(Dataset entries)
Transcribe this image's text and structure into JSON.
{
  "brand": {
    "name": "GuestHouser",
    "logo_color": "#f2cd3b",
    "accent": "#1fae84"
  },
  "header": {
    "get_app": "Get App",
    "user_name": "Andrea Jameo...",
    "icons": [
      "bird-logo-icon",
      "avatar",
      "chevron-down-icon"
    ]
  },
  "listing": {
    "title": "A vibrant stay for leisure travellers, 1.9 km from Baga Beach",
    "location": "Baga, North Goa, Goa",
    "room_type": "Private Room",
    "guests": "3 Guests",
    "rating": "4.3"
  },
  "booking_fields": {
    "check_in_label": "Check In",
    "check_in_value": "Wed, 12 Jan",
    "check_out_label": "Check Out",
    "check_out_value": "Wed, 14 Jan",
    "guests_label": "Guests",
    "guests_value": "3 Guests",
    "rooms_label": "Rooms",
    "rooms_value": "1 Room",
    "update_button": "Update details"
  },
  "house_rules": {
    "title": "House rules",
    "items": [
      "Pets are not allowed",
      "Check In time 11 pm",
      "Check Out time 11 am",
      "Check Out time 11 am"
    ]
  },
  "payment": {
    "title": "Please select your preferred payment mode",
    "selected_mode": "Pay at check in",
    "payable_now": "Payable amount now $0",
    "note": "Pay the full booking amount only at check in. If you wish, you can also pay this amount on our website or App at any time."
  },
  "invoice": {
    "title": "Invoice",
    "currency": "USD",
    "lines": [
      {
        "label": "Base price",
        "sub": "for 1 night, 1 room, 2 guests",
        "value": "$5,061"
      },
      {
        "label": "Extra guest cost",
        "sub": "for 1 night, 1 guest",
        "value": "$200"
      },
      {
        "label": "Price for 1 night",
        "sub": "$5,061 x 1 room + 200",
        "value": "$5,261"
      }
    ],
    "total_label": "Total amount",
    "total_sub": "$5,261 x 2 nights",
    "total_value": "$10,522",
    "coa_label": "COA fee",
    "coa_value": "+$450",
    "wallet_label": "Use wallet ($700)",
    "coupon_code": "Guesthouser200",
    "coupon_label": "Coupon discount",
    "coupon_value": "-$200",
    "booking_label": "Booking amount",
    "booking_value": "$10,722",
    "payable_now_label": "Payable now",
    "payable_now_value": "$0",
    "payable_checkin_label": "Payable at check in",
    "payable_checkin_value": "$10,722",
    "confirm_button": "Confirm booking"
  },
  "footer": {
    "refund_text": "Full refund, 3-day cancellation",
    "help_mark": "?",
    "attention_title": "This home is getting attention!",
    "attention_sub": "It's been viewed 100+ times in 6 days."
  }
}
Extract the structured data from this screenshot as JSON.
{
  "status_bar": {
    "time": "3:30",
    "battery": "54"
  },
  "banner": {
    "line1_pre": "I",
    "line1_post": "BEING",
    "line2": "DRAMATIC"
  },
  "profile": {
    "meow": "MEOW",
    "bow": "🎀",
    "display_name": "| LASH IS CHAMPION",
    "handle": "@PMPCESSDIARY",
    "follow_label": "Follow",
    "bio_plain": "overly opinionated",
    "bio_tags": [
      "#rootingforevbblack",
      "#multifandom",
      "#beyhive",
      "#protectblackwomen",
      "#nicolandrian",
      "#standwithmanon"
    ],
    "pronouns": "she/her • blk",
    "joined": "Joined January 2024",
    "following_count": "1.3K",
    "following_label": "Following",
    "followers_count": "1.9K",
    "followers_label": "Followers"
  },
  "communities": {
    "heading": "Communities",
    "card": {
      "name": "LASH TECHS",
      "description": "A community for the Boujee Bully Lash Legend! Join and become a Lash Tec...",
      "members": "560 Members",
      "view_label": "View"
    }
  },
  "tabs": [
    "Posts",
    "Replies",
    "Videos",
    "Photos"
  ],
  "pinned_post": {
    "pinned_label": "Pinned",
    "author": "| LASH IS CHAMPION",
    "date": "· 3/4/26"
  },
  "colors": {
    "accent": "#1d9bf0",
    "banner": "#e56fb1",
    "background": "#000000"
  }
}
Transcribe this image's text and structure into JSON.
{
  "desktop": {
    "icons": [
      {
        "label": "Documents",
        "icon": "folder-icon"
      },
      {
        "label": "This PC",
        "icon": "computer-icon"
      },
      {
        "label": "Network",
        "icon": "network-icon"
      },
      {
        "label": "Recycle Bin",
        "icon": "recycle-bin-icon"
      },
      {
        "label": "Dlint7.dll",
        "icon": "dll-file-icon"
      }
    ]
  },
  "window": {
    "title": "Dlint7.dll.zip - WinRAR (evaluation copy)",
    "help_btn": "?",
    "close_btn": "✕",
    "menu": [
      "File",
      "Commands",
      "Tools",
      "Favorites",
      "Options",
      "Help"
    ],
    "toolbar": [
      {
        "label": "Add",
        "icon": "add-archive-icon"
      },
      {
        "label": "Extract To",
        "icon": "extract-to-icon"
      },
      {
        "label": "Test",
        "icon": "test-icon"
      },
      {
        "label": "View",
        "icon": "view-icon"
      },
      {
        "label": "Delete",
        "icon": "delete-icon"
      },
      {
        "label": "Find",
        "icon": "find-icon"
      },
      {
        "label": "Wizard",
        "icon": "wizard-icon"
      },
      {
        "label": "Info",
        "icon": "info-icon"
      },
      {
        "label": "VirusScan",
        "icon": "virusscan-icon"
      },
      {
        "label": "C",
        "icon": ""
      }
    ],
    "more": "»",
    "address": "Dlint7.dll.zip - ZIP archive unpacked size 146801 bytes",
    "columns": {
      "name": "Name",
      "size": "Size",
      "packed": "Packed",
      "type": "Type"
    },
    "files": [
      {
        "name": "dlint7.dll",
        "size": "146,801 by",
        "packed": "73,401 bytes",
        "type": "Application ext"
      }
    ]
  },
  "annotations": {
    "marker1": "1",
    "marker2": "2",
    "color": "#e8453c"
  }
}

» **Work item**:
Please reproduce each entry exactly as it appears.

» **Solution for this problem**:
Transcribe this image's text and structure into JSON.
{
  "brand": {
    "name": "GuestHouser",
    "logo_color": "#f2cd3b",
    "accent": "#1fae84"
  },
  "header": {
    "get_app": "Get App",
    "user_name": "Andrea Jameo...",
    "icons": [
      "bird-logo-icon",
      "avatar",
      "chevron-down-icon"
    ]
  },
  "listing": {
    "title": "A vibrant stay for leisure travellers, 1.9 km from Baga Beach",
    "location": "Baga, North Goa, Goa",
    "room_type": "Private Room",
    "guests": "3 Guests",
    "rating": "4.3"
  },
  "booking_fields": {
    "check_in_label": "Check In",
    "check_in_value": "Wed, 12 Jan",
    "check_out_label": "Check Out",
    "check_out_value": "Wed, 14 Jan",
    "guests_label": "Guests",
    "guests_value": "3 Guests",
    "rooms_label": "Rooms",
    "rooms_value": "1 Room",
    "update_button": "Update details"
  },
  "house_rules": {
    "title": "House rules",
    "items": [
      "Pets are not allowed",
      "Check In time 11 pm",
      "Check Out time 11 am",
      "Check Out time 11 am"
    ]
  },
  "payment": {
    "title": "Please select your preferred payment mode",
    "selected_mode": "Pay at check in",
    "payable_now": "Payable amount now $0",
    "note": "Pay the full booking amount only at check in. If you wish, you can also pay this amount on our website or App at any time."
  },
  "invoice": {
    "title": "Invoice",
    "currency": "USD",
    "lines": [
      {
        "label": "Base price",
        "sub": "for 1 night, 1 room, 2 guests",
        "value": "$5,061"
      },
      {
        "label": "Extra guest cost",
        "sub": "for 1 night, 1 guest",
        "value": "$200"
      },
      {
        "label": "Price for 1 night",
        "sub": "$5,061 x 1 room + 200",
        "value": "$5,261"
      }
    ],
    "total_label": "Total amount",
    "total_sub": "$5,261 x 2 nights",
    "total_value": "$10,522",
    "coa_label": "COA fee",
    "coa_value": "+$450",
    "wallet_label": "Use wallet ($700)",
    "coupon_code": "Guesthouser200",
    "coupon_label": "Coupon discount",
    "coupon_value": "-$200",
    "booking_label": "Booking amount",
    "booking_value": "$10,722",
    "payable_now_label": "Payable now",
    "payable_now_value": "$0",
    "payable_checkin_label": "Payable at check in",
    "payable_checkin_value": "$10,722",
    "confirm_button": "Confirm booking"
  },
  "footer": {
    "refund_text": "Full refund, 3-day cancellation",
    "help_mark": "?",
    "attention_title": "This home is getting attention!",
    "attention_sub": "It's been viewed 100+ times in 6 days."
  }
}
Extract the structured data from this screenshot as JSON.
{
  "status_bar": {
    "time": "3:30",
    "battery": "54"
  },
  "banner": {
    "line1_pre": "I",
    "line1_post": "BEING",
    "line2": "DRAMATIC"
  },
  "profile": {
    "meow": "MEOW",
    "bow": "🎀",
    "display_name": "| LASH IS CHAMPION",
    "handle": "@PMPCESSDIARY",
    "follow_label": "Follow",
    "bio_plain": "overly opinionated",
    "bio_tags": [
      "#rootingforevbblack",
      "#multifandom",
      "#beyhive",
      "#protectblackwomen",
      "#nicolandrian",
      "#standwithmanon"
    ],
    "pronouns": "she/her • blk",
    "joined": "Joined January 2024",
    "following_count": "1.3K",
    "following_label": "Following",
    "followers_count": "1.9K",
    "followers_label": "Followers"
  },
  "communities": {
    "heading": "Communities",
    "card": {
      "name": "LASH TECHS",
      "description": "A community for the Boujee Bully Lash Legend! Join and become a Lash Tec...",
      "members": "560 Members",
      "view_label": "View"
    }
  },
  "tabs": [
    "Posts",
    "Replies",
    "Videos",
    "Photos"
  ],
  "pinned_post": {
    "pinned_label": "Pinned",
    "author": "| LASH IS CHAMPION",
    "date": "· 3/4/26"
  },
  "colors": {
    "accent": "#1d9bf0",
    "banner": "#e56fb1",
    "background": "#000000"
  }
}
Transcribe this image's text and structure into JSON.
{
  "desktop": {
    "icons": [
      {
        "label": "Documents",
        "icon": "folder-icon"
      },
      {
        "label": "This PC",
        "icon": "computer-icon"
      },
      {
        "label": "Network",
        "icon": "network-icon"
      },
      {
        "label": "Recycle Bin",
        "icon": "recycle-bin-icon"
      },
      {
        "label": "Dlint7.dll",
        "icon": "dll-file-icon"
      }
    ]
  },
  "window": {
    "title": "Dlint7.dll.zip - WinRAR (evaluation copy)",
    "help_btn": "?",
    "close_btn": "✕",
    "menu": [
      "File",
      "Commands",
      "Tools",
      "Favorites",
      "Options",
      "Help"
    ],
    "toolbar": [
      {
        "label": "Add",
        "icon": "add-archive-icon"
      },
      {
        "label": "Extract To",
        "icon": "extract-to-icon"
      },
      {
        "label": "Test",
        "icon": "test-icon"
      },
      {
        "label": "View",
        "icon": "view-icon"
      },
      {
        "label": "Delete",
        "icon": "delete-icon"
      },
      {
        "label": "Find",
        "icon": "find-icon"
      },
      {
        "label": "Wizard",
        "icon": "wizard-icon"
      },
      {
        "label": "Info",
        "icon": "info-icon"
      },
      {
        "label": "VirusScan",
        "icon": "virusscan-icon"
      },
      {
        "label": "C",
        "icon": ""
      }
    ],
    "more": "»",
    "address": "Dlint7.dll.zip - ZIP archive unpacked size 146801 bytes",
    "columns": {
      "name": "Name",
      "size": "Size",
      "packed": "Packed",
      "type": "Type"
    },
    "files": [
      {
        "name": "dlint7.dll",
        "size": "146,801 by",
        "packed": "73,401 bytes",
        "type": "Application ext"
      }
    ]
  },
  "annotations": {
    "marker1": "1",
    "marker2": "2",
    "color": "#e8453c"
  }
}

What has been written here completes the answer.